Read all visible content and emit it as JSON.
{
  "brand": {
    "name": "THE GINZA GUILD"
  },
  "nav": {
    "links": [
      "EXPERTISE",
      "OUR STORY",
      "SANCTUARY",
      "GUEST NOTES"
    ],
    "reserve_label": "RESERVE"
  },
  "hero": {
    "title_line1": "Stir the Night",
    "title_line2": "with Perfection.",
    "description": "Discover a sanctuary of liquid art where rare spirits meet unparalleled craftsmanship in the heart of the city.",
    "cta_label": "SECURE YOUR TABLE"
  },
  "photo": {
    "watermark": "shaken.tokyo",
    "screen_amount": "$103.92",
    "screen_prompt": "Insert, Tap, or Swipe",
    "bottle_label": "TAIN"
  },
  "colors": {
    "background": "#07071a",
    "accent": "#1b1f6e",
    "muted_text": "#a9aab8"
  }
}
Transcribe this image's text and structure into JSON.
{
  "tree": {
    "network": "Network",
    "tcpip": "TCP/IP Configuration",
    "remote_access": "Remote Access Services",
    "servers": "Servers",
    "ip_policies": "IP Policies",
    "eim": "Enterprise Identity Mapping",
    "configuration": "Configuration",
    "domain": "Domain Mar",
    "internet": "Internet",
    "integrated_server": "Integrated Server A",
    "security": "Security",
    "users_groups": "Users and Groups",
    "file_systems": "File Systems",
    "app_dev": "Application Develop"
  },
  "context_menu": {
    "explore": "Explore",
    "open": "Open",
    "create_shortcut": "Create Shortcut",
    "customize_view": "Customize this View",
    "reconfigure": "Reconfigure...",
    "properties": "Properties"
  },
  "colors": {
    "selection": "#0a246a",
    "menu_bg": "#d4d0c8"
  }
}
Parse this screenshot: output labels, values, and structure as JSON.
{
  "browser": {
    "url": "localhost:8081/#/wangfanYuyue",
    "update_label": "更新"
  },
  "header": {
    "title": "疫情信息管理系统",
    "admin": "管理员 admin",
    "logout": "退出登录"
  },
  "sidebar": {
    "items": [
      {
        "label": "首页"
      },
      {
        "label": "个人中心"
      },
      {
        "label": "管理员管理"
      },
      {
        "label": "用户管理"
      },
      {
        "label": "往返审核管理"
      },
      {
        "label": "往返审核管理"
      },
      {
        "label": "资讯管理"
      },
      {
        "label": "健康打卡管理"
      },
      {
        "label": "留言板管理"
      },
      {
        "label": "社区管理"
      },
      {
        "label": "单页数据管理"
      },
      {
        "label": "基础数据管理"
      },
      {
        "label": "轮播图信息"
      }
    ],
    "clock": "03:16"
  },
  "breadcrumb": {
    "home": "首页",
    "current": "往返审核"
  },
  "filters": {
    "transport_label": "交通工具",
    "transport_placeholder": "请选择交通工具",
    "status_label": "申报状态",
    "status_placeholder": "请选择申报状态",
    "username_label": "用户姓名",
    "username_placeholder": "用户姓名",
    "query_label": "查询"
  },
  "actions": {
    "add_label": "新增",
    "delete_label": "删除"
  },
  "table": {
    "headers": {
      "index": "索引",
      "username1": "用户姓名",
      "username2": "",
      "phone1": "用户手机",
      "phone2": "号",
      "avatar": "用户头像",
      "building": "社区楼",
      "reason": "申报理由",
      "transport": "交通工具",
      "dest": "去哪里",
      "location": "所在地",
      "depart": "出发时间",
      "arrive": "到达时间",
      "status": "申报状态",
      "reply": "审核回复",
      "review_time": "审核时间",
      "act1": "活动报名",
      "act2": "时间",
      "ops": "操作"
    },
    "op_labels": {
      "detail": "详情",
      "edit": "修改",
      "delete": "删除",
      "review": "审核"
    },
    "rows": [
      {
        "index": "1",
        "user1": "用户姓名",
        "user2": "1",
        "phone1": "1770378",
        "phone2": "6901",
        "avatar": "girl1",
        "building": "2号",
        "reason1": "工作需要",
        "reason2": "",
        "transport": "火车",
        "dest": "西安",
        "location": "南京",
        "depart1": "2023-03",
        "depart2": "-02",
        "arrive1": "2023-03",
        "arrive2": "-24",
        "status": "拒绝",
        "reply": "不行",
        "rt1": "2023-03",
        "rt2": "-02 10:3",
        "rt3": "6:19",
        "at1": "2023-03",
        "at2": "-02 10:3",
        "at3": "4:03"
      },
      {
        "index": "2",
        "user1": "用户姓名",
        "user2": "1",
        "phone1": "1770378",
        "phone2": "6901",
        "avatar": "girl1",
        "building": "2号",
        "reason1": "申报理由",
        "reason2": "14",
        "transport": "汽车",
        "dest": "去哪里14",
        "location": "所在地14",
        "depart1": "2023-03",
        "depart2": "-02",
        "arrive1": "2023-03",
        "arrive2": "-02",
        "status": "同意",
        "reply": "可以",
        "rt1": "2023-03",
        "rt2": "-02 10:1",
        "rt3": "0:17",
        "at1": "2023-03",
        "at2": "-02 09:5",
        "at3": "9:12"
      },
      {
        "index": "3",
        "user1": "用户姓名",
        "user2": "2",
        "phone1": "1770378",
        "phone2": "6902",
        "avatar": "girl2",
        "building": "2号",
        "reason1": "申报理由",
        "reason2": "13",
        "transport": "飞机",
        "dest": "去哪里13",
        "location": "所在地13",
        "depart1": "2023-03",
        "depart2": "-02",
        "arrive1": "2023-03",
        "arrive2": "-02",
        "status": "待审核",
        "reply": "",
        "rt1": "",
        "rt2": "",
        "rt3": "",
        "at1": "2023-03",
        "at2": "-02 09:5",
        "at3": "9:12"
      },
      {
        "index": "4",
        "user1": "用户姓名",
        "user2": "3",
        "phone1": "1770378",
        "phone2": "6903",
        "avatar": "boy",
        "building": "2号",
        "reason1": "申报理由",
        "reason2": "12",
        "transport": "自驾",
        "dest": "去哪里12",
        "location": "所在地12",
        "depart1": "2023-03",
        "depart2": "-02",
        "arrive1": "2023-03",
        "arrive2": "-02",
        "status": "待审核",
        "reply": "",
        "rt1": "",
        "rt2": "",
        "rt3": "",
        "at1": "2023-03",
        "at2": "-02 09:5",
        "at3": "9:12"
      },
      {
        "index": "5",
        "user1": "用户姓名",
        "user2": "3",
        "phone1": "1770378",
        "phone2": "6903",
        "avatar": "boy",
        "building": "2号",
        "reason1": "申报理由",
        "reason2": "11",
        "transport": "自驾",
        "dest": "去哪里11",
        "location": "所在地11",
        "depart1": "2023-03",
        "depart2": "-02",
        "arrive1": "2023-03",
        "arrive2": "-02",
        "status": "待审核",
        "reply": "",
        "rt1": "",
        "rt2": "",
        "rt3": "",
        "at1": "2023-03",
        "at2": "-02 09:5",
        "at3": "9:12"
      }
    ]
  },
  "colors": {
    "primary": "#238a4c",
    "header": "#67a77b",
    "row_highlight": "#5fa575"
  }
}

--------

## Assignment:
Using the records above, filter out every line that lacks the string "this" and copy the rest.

## Task output:
Transcribe this image's text and structure into JSON.
    "customize_view": "Customize this View",
Parse this screenshot: output labels, values, and structure as JSON.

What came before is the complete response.